SAN FRANCISCO—The Judicial Council’s Court Facilities Advisory Committee held a public meeting today to review the dire state of California’s court construction funding. The Immediate and Critical Needs Account, established by the Legislature in 2008, has been ravaged by dual impacts: During the state’s budget crisis, approximately $1.4 billion was taken from the fund to support both the state’s General Fund and local trial court operations. These funds have not been restored, and this number could climb to an estimated $4 billion over time.
At the same time, court-collected revenues—which feed the court construction fund as well as a wide range of other state and local government programs—have undergone a steep decline in recent years. The committee discussed how the long-term stability of future revenues is in question due to the broad and understandable concern about the level of court fines and public discourse about reducing those fines—the very fines upon which the construction program relies.
“We've discussed the status of the construction fund in other public meetings, always expressing our concern about its long-term viability," said Justice Brad Hill. "But the cumulative impact of the fund redirections and the reduction of revenue from fines and fees creates a perfect storm. In the meantime, new and improved courthouses remain urgently needed across the state. The issues are many: security, overcrowding, life-safety, and accessibility among them. Many buildings are not earthquake-safe. But unless revenues increase or another funding source is found, the construction program cannot proceed as planned.
“That said, we are going to find a path forward. We have to. It is imperative that all of us, working together, find a way to continue on with this vital program.”
Since it was founded by the Chief Justice five years ago, the advisory committee’s ongoing oversight of the program and cost-cutting measures—totaling more than $300 million—have helped the court construction program proceed in the context of significant fund redirections.
The advisory committee’s next public meeting, scheduled for August 4, 2016, will involve developing a framework for moving the program forward, which will then need to be approved by the Judicial Council. In the meantime, the committee directed council staff to work with the state Department of Finance to recommend by August 4 what projects can proceed given the condition of the construction fund. The committee also stated that any ongoing projects may proceed "pursuant to prior JCC and legislative authorizations and appropriations if the state Department of Finance and Executive Committee of the Court Facilities Advisory Committee concurs."
The judicial branch construction program has successfully completed 23 projects.

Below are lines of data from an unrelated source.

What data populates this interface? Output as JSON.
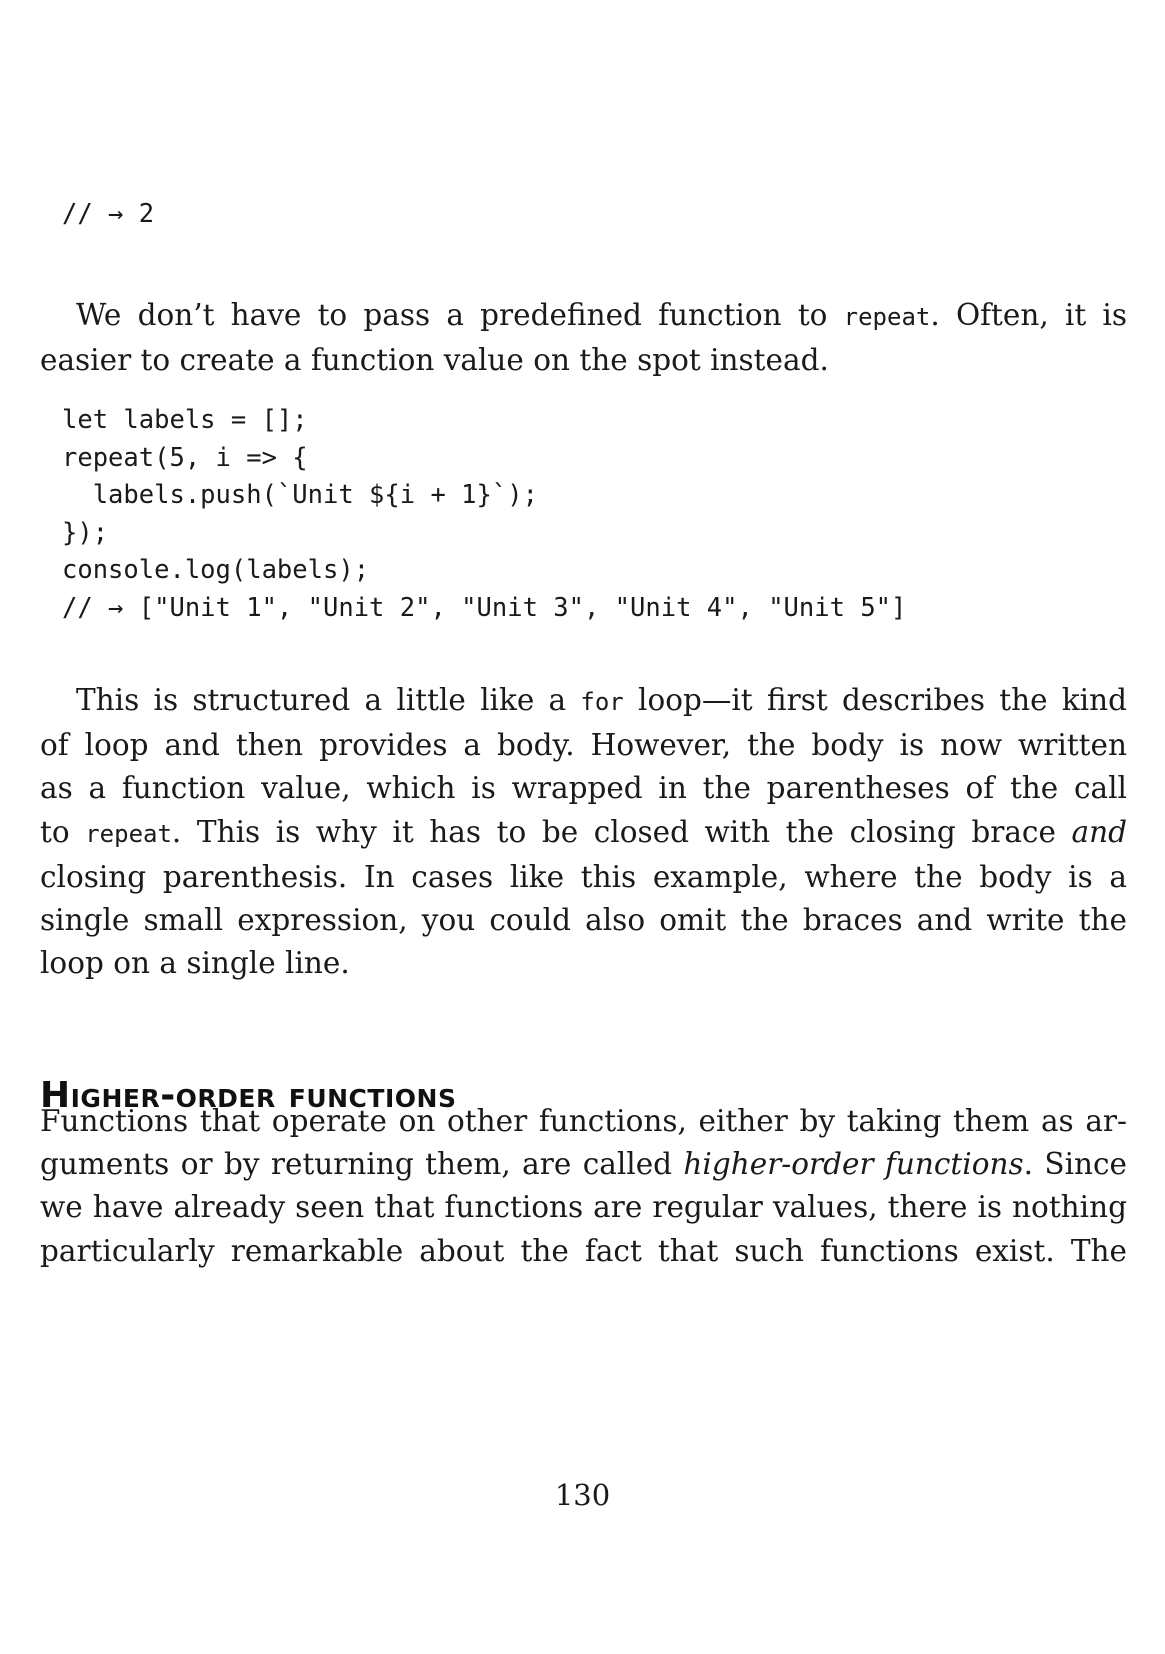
{
  "code_top": "// → 2",
  "para1": {
    "l1_a": "We don’t have to pass a predefined function to ",
    "l1_code": "repeat",
    "l1_b": ". Often, it is",
    "l2": "easier to create a function value on the spot instead."
  },
  "code_block": [
    "let labels = [];",
    "repeat(5, i => {",
    "  labels.push(`Unit ${i + 1}`);",
    "});",
    "console.log(labels);",
    "// → [\"Unit 1\", \"Unit 2\", \"Unit 3\", \"Unit 4\", \"Unit 5\"]"
  ],
  "para2": {
    "l1_a": "This is structured a little like a ",
    "l1_code": "for",
    "l1_b": " loop—it first describes the kind",
    "l2": "of loop and then provides a body. However, the body is now written",
    "l3": "as a function value, which is wrapped in the parentheses of the call",
    "l4_a": "to ",
    "l4_code": "repeat",
    "l4_b": ". This is why it has to be closed with the closing brace ",
    "l4_em": "and",
    "l5": "closing parenthesis. In cases like this example, where the body is a",
    "l6": "single small expression, you could also omit the braces and write the",
    "l7": "loop on a single line."
  },
  "heading": "Higher-order functions",
  "para3": {
    "l1": "Functions that operate on other functions, either by taking them as ar-",
    "l2_a": "guments or by returning them, are called ",
    "l2_em": "higher-order functions",
    "l2_b": ". Since",
    "l3": "we have already seen that functions are regular values, there is nothing",
    "l4": "particularly remarkable about the fact that such functions exist. The"
  },
  "page_number": "130"
}
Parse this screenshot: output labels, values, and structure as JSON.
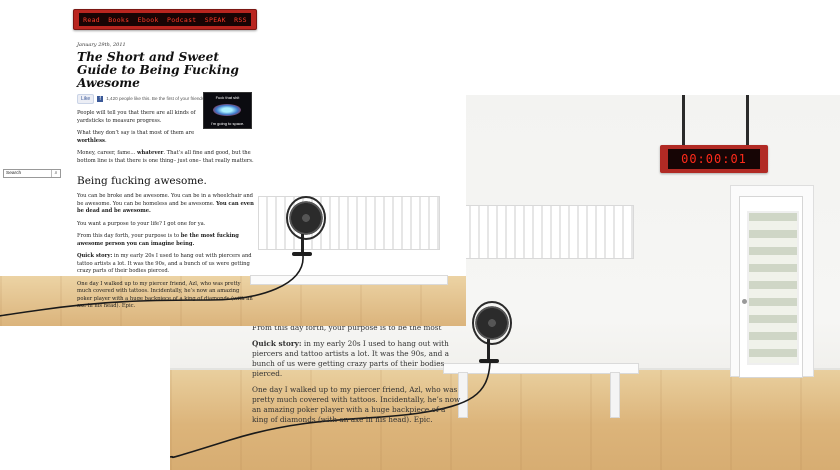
{
  "front": {
    "nav_items": [
      "Read",
      "Books",
      "Ebook",
      "Podcast",
      "SPEAK",
      "RSS"
    ],
    "post": {
      "date": "January 29th, 2011",
      "title": "The Short and Sweet Guide to Being Fucking Awesome",
      "like_label": "Like",
      "like_text": "1,420 people like this. Be the first of your friends.",
      "p1": "People will tell you that there are all kinds of yardsticks to measure progress.",
      "p2_lead": "What they don’t say is that most of them are ",
      "p2_bold": "worthless",
      "p2_end": ".",
      "p3_lead": "Money, career, fame… ",
      "p3_bold": "whatever",
      "p3_end": ". That’s all fine and good, but the bottom line is that there is one thing– just one– that really matters.",
      "heading": "Being fucking awesome.",
      "p4_lead": "You can be broke and be awesome. You can be in a wheelchair and be awesome. You can be homeless and be awesome. ",
      "p4_bold": "You can even be dead and be awesome.",
      "p5": "You want a purpose to your life? I got one for ya.",
      "p6_lead": "From this day forth, your purpose is to ",
      "p6_bold": "be the most fucking awesome person you can imagine being.",
      "p7_bold": "Quick story:",
      "p7": " in my early 20s I used to hang out with piercers and tattoo artists a lot. It was the 90s, and a bunch of us were getting crazy parts of their bodies pierced.",
      "p8": "One day I walked up to my piercer friend, Azl, who was pretty much covered with tattoos. Incidentally, he’s now an amazing poker player with a huge backpiece of a king of diamonds (with an axe in his head). Epic."
    },
    "thumb": {
      "top_caption": "Fuck that shit",
      "bottom_caption": "I’m going to space."
    },
    "search": {
      "placeholder": "Search",
      "button_icon": "magnifier-icon"
    }
  },
  "back": {
    "clock_value": "00:00:01",
    "partial_heading": "From this day forth, your purpose is to be the most fucking awesome person you can imagine being.",
    "p1_bold": "Quick story:",
    "p1": " in my early 20s I used to hang out with piercers and tattoo artists a lot. It was the 90s, and a bunch of us were getting crazy parts of their bodies pierced.",
    "p2": "One day I walked up to my piercer friend, Azl, who was pretty much covered with tattoos. Incidentally, he’s now an amazing poker player with a huge backpiece of a king of diamonds (with an axe in his head). Epic."
  },
  "colors": {
    "nav_red": "#b9251f",
    "led_red": "#ff2a1a",
    "floor": "#dbb47c"
  }
}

Another 23 projects are under way—six in construction, and the others in site acquisition, scope definition, or design.